To do
Give the number of lines in the records below that include the word "owner", and add nothing to it.
[[ Information supplied open ]]
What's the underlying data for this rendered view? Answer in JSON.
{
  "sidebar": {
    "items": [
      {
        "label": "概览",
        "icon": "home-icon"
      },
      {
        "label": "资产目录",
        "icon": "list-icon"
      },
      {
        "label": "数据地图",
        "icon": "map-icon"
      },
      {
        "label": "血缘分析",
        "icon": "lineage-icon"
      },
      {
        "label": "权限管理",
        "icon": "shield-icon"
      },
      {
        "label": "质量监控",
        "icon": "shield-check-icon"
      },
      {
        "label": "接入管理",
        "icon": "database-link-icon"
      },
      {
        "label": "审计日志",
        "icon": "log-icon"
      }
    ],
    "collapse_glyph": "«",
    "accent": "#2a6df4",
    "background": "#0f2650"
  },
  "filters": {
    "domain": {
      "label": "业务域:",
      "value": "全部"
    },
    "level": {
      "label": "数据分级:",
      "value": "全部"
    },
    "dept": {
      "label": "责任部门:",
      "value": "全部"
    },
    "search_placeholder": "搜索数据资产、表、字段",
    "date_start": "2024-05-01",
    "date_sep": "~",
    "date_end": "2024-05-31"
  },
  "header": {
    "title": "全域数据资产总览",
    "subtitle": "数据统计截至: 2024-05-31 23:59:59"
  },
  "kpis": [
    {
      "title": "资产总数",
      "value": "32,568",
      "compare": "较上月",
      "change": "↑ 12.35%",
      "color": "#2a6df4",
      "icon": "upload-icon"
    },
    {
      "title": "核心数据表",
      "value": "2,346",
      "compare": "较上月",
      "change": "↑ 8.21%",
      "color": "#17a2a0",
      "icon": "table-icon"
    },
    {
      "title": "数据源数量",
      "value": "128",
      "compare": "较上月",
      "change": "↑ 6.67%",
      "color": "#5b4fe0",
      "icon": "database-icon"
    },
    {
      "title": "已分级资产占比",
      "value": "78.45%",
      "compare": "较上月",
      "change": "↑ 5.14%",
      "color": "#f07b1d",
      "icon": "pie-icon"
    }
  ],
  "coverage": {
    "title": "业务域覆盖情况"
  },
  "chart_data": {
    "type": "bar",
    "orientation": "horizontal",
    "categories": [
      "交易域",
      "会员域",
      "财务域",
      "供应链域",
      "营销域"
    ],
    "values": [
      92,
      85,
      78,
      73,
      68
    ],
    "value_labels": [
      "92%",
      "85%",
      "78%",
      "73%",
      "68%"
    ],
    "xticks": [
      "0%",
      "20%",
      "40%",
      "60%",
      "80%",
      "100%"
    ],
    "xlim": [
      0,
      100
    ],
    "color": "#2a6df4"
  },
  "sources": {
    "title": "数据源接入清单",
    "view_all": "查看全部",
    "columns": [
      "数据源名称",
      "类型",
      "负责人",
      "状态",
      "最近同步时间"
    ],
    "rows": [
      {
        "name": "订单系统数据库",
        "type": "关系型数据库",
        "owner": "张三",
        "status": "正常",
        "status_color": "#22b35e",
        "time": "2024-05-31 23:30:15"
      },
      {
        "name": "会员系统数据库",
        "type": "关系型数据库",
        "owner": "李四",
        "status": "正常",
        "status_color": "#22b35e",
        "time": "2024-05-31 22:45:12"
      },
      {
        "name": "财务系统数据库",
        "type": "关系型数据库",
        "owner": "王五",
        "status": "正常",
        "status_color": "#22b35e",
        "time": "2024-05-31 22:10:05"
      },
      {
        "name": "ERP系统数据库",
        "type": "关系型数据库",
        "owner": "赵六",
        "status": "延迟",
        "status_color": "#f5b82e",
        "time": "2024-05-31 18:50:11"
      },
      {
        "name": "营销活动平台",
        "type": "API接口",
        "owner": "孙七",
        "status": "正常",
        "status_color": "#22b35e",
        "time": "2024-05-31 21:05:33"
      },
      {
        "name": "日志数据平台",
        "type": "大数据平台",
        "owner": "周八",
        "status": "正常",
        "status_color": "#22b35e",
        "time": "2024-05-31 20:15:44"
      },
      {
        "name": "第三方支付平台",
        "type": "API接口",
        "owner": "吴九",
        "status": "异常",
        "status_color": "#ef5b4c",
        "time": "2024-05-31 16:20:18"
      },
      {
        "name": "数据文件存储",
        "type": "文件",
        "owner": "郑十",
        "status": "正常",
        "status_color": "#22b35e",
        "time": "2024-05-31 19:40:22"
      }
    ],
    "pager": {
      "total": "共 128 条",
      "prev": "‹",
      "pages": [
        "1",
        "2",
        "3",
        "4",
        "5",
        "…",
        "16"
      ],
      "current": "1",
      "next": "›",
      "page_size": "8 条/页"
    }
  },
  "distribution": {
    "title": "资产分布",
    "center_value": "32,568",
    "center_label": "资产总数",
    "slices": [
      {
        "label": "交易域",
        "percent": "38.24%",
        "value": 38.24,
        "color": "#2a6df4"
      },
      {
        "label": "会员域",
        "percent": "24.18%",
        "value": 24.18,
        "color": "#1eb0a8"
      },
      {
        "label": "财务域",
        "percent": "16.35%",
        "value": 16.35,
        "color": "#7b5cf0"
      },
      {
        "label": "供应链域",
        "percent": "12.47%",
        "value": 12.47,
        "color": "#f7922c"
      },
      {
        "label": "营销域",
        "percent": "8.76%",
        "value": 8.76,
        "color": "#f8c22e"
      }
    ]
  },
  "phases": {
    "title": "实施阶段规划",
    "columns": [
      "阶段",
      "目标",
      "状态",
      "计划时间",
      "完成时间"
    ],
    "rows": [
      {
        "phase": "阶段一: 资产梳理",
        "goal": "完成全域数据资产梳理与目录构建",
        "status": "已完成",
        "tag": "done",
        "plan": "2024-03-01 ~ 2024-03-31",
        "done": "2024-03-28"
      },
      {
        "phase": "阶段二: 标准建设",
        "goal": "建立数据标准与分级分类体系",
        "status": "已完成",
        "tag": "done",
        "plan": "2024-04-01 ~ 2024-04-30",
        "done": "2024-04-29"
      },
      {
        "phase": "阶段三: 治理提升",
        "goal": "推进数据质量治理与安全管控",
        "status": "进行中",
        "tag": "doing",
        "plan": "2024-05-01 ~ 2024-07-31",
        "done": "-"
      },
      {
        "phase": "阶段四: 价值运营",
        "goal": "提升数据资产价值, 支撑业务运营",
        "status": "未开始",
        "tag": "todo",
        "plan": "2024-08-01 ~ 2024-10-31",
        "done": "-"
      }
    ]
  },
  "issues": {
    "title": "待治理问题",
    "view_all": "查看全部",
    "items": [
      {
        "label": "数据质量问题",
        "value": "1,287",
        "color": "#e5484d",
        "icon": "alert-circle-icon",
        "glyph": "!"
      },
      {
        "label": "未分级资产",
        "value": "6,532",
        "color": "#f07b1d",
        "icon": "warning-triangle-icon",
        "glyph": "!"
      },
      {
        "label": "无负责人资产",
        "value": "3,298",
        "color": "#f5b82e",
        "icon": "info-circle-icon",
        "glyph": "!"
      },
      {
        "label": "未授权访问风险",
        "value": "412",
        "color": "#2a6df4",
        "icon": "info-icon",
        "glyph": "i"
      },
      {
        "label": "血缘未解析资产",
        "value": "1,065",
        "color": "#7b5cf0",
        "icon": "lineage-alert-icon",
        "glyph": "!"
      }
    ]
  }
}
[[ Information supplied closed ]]
Output for this task
8